CadaverMasthead

Historical Collections and Archives (HCA):

The first issue of The Cadaver, a student-produced newspaper, was published in May of 1946. Academic life on the Health Sciences Campus had resumed a normal pace and schedule after the end of World War II. (In July 1942 the school adopted the accelerated program as recommended by the Association of American Medical Colleges which involved starting a new session every nine months instead of twelve months.) This was the first campus publication produced for the purpose of sharing relevant news and information, as well as the opinions of the students.

From that first issue:

For some time it has been the opinion of your editor and various others of the student body that our school needed a news organ to aid us in correlating our opinions and views on matters of importance to our school and to us as students. From time to time, certain matters inevitably arise which need thrashing out in the open, free from the cloak of rumor and ignorance. We sincerely hope that you will aid us to realize this aspiration. We, your staff, feel that in organizing such a medium we have made the way clear for such enlightened information and discussion.

While The Cadaver had a faculty advisor, it was produced by a staff of students, which included editors, writers, illustrators, and business managers. As a student-produced newspaper, some of the content in each issue was satirical. The editorial cartoons were a favorite feature of the readership.

For many years The Cadaver was the only source of timely information on the Health Sciences Campus until the school began publishing a newspaper produced by a professional staff. The Cadaver continued to be produced by the students until 1996 when publication ceased. It is a record of the past and reflects the attitudes, perspectives, and beliefs of different times. Digital copies of The Cadaver are available to read in Scholarly Commons, the Augusta University’s institutional repository and the finding aid for the collection can be seen here.

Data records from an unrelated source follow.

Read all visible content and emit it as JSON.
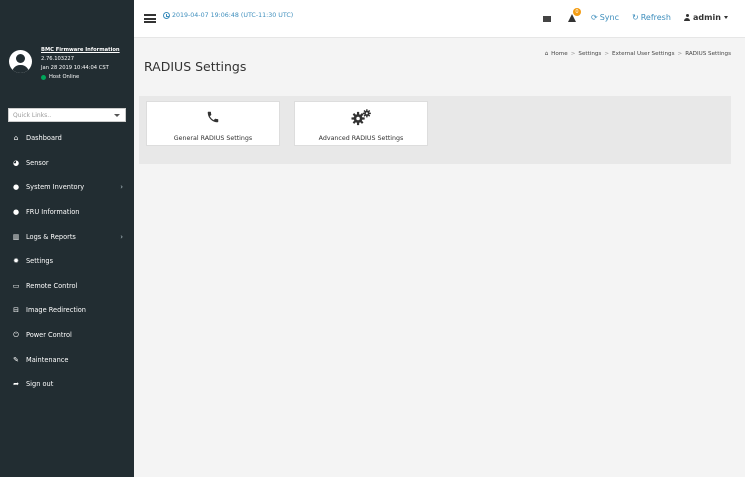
{
  "topbar": {
    "datetime": "2019-04-07 19:06:48 (UTC-11:30 UTC)",
    "alert_count": "0",
    "sync_label": "Sync",
    "refresh_label": "Refresh",
    "user_label": "admin"
  },
  "sidebar": {
    "fw_link": "BMC Firmware Information",
    "fw_version": "2.76.103227",
    "fw_date": "Jan 28 2019 10:44:04 CST",
    "host_status": "Host Online",
    "quicklinks_placeholder": "Quick Links..",
    "items": [
      {
        "label": "Dashboard",
        "icon": "dashboard-icon"
      },
      {
        "label": "Sensor",
        "icon": "sensor-icon"
      },
      {
        "label": "System Inventory",
        "icon": "info-icon",
        "has_submenu": true
      },
      {
        "label": "FRU Information",
        "icon": "info-icon"
      },
      {
        "label": "Logs & Reports",
        "icon": "chart-icon",
        "has_submenu": true
      },
      {
        "label": "Settings",
        "icon": "gear-icon"
      },
      {
        "label": "Remote Control",
        "icon": "monitor-icon"
      },
      {
        "label": "Image Redirection",
        "icon": "disk-icon"
      },
      {
        "label": "Power Control",
        "icon": "power-icon"
      },
      {
        "label": "Maintenance",
        "icon": "wrench-icon"
      },
      {
        "label": "Sign out",
        "icon": "signout-icon"
      }
    ]
  },
  "main": {
    "title": "RADIUS Settings",
    "breadcrumb": [
      "Home",
      "Settings",
      "External User Settings",
      "RADIUS Settings"
    ],
    "cards": [
      {
        "label": "General RADIUS Settings",
        "icon": "phone-icon"
      },
      {
        "label": "Advanced RADIUS Settings",
        "icon": "gears-icon"
      }
    ]
  },
  "colors": {
    "sidebar_bg": "#222d32",
    "accent": "#3c8dbc",
    "online": "#00a65a",
    "badge": "#f39c12"
  }
}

– Renée A. Sharrock, Curator

Special Collections & Institutional Archives:

Maypostphoto2In addition to our books and manuscript collections related to local history and the history of the University, Special Collections & Institutional Archives also has a variety of publications, ranging from newspapers to event programs, to course catalogs. I recently stumbled across our collection of the Augusta Symphony Orchestra season programs, which date back to 1961. One of my favorite parts of these programs are the advertisements. Apart from including bygone products like “diet soup” or “blenderized bread” (whatever that is), they also provide a way to track local Augusta businesses over time and reveal many well-known figures in Augusta’s recent history.

For example, the program for the 1969-1970 season features a “Conductor’s Comment” by Harry Jacobs, the long-time Musical Director of the Orchestra. His name may ring a bell, as the university recently announced that the Harry Jacobs Chamber Music Society will now be housed within the university’s Department of Music. In addition to serving as the Musical Director for the Augusta Symphony orchestra for many years, Jacobs also designed the Maxwell Theatre on Augusta University’s Summerville campus. Grover C. Maxwell, for whom the theatre was named, can also be found in the 1969-1970 program, as he served as one of the Symphony chairs for that year.

To check out the Augusta Symphony programs, you can view their record in Gil-find (link: https://bit.ly/2II2NfF), or to explore any of our other publications, head up to Special Collections & Institutional Archives, room 314 in Reese Library.

 -Kara Flynn, Special Collections Librarian

About the Heritage Unit: The University Libraries has a department devoted to the preservation and archival keeping of the campus’ unique histories. The Historical  Collections & Archives (HCA) is located on the 2nd floor of the Greenblatt Library on the  Health Sciences campus. Special Collections & Institutional Archives is located on the 3rd floor of the Reese Library on the Summerville campus.